(Data records for software interfaces)
-.-.-
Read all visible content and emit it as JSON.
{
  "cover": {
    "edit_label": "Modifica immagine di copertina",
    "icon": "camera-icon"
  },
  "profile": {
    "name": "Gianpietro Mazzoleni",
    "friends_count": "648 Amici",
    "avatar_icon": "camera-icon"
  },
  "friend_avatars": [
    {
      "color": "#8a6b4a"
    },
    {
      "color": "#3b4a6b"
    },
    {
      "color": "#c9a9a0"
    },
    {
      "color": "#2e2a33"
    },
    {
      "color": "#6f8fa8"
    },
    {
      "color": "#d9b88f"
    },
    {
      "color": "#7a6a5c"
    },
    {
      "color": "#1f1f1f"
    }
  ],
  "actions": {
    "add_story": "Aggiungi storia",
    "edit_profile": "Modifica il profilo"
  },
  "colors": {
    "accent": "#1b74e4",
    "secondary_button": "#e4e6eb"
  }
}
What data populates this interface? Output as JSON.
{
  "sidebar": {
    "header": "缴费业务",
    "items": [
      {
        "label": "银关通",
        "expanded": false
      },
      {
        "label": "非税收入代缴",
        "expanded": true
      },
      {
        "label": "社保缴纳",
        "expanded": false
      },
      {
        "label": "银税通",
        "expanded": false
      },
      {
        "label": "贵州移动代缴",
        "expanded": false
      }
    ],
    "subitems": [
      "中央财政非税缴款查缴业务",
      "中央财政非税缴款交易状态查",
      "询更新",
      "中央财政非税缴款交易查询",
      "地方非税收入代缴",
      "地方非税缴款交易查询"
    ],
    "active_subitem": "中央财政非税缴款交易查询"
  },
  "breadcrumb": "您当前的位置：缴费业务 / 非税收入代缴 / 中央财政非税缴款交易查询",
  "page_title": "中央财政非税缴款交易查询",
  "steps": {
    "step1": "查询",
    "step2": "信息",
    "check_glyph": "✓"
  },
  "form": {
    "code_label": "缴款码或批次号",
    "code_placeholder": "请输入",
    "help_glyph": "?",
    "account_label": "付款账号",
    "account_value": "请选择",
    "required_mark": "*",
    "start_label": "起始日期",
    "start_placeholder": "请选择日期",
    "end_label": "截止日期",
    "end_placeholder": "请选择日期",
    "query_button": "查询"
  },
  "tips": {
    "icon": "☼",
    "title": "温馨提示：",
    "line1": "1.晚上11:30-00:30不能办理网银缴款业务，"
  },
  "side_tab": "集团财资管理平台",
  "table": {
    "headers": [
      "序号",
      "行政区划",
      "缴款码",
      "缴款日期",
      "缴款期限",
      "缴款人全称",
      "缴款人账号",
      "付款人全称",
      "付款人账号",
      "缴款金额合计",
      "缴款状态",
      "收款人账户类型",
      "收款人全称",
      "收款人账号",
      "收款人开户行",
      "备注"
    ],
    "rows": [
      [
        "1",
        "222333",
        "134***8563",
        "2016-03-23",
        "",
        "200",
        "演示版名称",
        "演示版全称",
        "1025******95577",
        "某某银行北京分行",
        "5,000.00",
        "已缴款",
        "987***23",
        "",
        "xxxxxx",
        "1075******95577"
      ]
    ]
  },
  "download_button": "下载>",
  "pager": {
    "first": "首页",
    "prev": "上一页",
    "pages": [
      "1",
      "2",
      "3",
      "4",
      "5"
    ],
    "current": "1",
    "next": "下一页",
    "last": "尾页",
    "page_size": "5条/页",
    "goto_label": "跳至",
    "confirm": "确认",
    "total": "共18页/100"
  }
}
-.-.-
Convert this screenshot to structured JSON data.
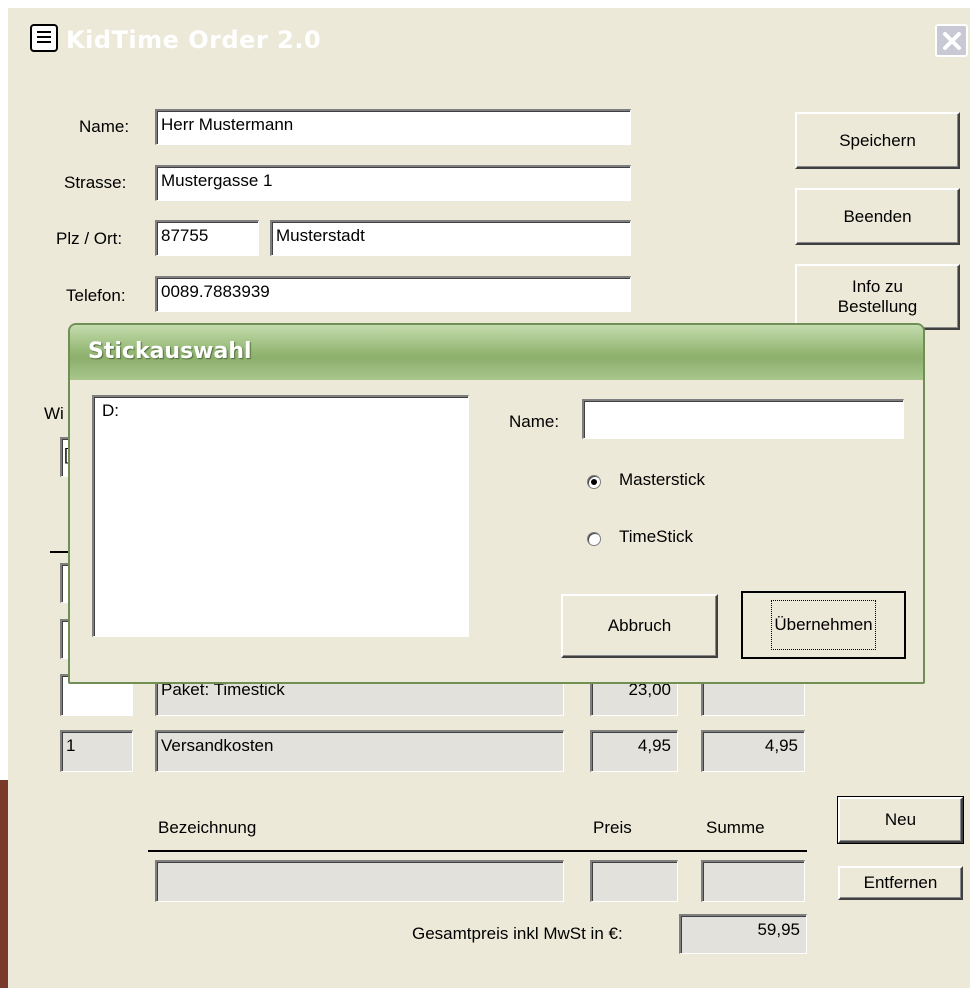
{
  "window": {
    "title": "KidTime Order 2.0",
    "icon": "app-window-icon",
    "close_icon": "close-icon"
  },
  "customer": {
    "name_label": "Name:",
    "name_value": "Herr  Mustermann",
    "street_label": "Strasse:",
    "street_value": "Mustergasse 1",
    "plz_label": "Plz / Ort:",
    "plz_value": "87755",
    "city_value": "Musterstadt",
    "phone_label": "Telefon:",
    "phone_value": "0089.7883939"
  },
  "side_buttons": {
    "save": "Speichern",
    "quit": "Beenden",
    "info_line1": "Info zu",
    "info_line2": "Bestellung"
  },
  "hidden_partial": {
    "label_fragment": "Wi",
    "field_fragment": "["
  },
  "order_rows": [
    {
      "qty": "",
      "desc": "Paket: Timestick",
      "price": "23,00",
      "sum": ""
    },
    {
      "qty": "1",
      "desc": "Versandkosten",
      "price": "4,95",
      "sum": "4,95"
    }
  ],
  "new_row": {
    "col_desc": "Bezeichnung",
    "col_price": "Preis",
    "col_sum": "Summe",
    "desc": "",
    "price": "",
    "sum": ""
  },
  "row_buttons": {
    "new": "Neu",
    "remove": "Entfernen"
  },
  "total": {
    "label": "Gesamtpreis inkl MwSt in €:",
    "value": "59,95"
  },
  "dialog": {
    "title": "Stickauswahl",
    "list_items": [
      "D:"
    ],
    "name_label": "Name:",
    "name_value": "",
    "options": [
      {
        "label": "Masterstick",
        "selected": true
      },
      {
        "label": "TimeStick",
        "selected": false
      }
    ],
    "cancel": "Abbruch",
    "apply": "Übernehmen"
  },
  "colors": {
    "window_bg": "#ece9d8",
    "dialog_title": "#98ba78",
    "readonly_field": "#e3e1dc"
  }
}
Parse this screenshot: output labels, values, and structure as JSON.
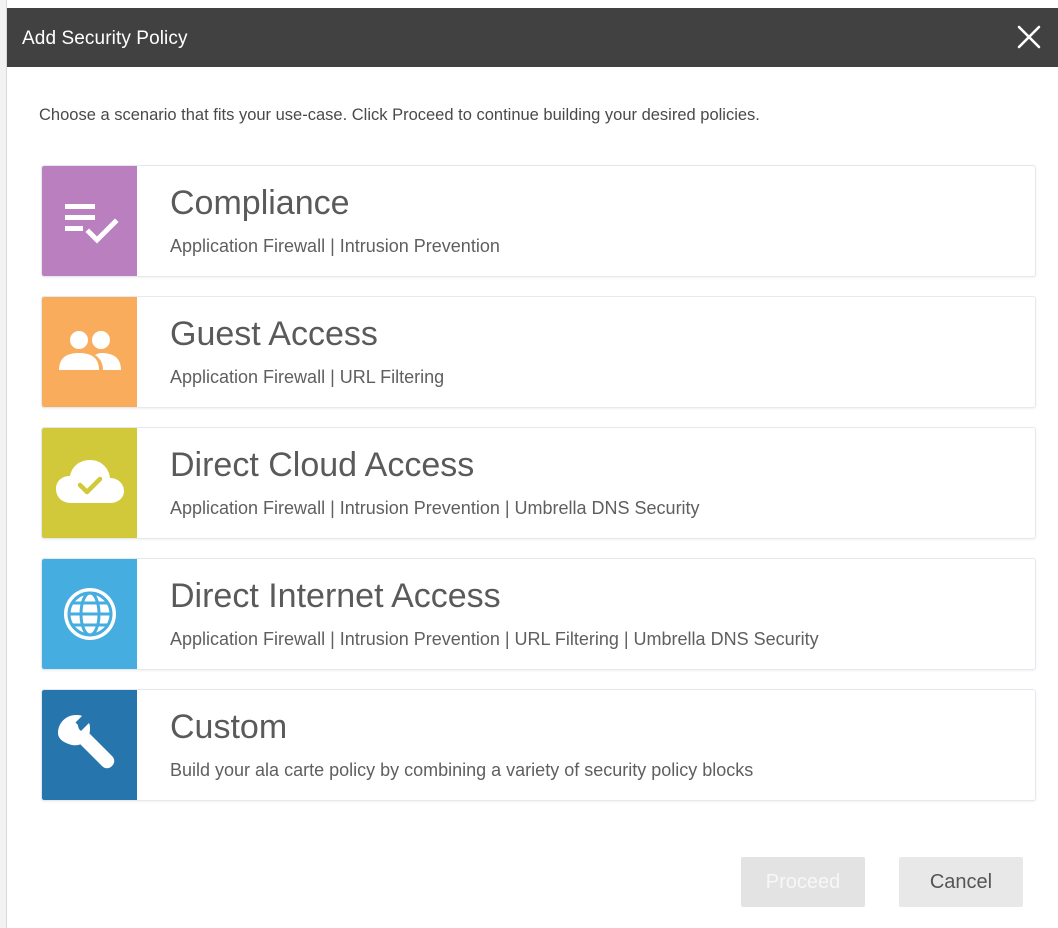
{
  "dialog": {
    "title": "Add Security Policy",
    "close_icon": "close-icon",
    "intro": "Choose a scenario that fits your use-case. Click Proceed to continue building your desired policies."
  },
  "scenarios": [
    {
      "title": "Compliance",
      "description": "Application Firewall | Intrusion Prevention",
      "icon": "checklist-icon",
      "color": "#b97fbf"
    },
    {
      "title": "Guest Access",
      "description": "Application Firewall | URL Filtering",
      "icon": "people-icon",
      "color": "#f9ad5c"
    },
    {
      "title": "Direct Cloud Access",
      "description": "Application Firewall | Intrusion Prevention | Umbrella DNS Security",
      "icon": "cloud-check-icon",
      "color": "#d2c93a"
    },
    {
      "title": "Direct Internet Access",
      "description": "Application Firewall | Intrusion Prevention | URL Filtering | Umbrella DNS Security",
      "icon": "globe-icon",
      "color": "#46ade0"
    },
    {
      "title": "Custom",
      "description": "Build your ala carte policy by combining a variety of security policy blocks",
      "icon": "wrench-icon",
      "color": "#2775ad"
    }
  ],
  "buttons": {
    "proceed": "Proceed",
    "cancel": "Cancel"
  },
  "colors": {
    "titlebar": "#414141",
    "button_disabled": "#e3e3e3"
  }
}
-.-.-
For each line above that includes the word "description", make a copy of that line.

(EXERCISE RESULT)
      "description": "Application Firewall | Intrusion Prevention",
      "description": "Application Firewall | URL Filtering",
      "description": "Application Firewall | Intrusion Prevention | Umbrella DNS Security",
      "description": "Application Firewall | Intrusion Prevention | URL Filtering | Umbrella DNS Security",
      "description": "Build your ala carte policy by combining a variety of security policy blocks",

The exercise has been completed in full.